Work to be completed: Give back the data below exactly, with every line kept the same.

[Web page and app entries]
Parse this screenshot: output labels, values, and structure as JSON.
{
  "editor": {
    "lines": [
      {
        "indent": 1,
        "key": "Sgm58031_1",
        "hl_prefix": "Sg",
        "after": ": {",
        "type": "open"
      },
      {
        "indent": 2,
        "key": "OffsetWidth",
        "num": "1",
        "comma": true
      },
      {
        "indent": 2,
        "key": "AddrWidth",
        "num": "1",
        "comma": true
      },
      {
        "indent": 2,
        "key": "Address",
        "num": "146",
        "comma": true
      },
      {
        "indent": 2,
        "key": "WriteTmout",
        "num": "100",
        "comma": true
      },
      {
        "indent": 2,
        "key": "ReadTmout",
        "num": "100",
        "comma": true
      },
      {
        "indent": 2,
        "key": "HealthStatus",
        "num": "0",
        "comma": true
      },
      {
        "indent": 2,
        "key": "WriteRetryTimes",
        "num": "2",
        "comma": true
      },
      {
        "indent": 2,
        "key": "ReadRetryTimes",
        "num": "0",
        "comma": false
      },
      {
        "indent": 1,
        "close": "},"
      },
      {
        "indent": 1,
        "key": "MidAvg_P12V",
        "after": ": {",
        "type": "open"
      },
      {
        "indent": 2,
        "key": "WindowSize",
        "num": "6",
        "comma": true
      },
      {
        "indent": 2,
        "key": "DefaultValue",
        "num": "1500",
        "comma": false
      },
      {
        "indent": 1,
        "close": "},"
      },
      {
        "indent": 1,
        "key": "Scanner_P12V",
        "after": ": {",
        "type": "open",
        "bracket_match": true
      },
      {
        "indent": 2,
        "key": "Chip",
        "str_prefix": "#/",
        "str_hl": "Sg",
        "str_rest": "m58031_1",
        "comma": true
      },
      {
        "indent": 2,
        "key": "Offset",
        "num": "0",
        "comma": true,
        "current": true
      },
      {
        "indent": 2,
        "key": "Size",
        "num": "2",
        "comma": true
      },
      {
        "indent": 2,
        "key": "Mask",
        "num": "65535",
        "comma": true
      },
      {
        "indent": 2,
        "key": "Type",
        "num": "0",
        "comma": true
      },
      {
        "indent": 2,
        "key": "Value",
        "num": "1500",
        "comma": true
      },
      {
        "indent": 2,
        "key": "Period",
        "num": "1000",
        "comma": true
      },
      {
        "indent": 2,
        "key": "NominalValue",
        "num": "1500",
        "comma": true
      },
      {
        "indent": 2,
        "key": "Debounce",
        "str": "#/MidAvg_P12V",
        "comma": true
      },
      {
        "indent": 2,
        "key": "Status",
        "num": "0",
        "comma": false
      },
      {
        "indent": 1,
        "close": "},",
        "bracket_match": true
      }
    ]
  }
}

Answer space:
Parse this screenshot: output labels, values, and structure as JSON.
{
  "editor": {
    "lines": [
      {
        "indent": 1,
        "key": "Sgm58031_1",
        "hl_prefix": "Sg",
        "after": ": {",
        "type": "open"
      },
      {
        "indent": 2,
        "key": "OffsetWidth",
        "num": "1",
        "comma": true
      },
      {
        "indent": 2,
        "key": "AddrWidth",
        "num": "1",
        "comma": true
      },
      {
        "indent": 2,
        "key": "Address",
        "num": "146",
        "comma": true
      },
      {
        "indent": 2,
        "key": "WriteTmout",
        "num": "100",
        "comma": true
      },
      {
        "indent": 2,
        "key": "ReadTmout",
        "num": "100",
        "comma": true
      },
      {
        "indent": 2,
        "key": "HealthStatus",
        "num": "0",
        "comma": true
      },
      {
        "indent": 2,
        "key": "WriteRetryTimes",
        "num": "2",
        "comma": true
      },
      {
        "indent": 2,
        "key": "ReadRetryTimes",
        "num": "0",
        "comma": false
      },
      {
        "indent": 1,
        "close": "},"
      },
      {
        "indent": 1,
        "key": "MidAvg_P12V",
        "after": ": {",
        "type": "open"
      },
      {
        "indent": 2,
        "key": "WindowSize",
        "num": "6",
        "comma": true
      },
      {
        "indent": 2,
        "key": "DefaultValue",
        "num": "1500",
        "comma": false
      },
      {
        "indent": 1,
        "close": "},"
      },
      {
        "indent": 1,
        "key": "Scanner_P12V",
        "after": ": {",
        "type": "open",
        "bracket_match": true
      },
      {
        "indent": 2,
        "key": "Chip",
        "str_prefix": "#/",
        "str_hl": "Sg",
        "str_rest": "m58031_1",
        "comma": true
      },
      {
        "indent": 2,
        "key": "Offset",
        "num": "0",
        "comma": true,
        "current": true
      },
      {
        "indent": 2,
        "key": "Size",
        "num": "2",
        "comma": true
      },
      {
        "indent": 2,
        "key": "Mask",
        "num": "65535",
        "comma": true
      },
      {
        "indent": 2,
        "key": "Type",
        "num": "0",
        "comma": true
      },
      {
        "indent": 2,
        "key": "Value",
        "num": "1500",
        "comma": true
      },
      {
        "indent": 2,
        "key": "Period",
        "num": "1000",
        "comma": true
      },
      {
        "indent": 2,
        "key": "NominalValue",
        "num": "1500",
        "comma": true
      },
      {
        "indent": 2,
        "key": "Debounce",
        "str": "#/MidAvg_P12V",
        "comma": true
      },
      {
        "indent": 2,
        "key": "Status",
        "num": "0",
        "comma": false
      },
      {
        "indent": 1,
        "close": "},",
        "bracket_match": true
      }
    ]
  }
}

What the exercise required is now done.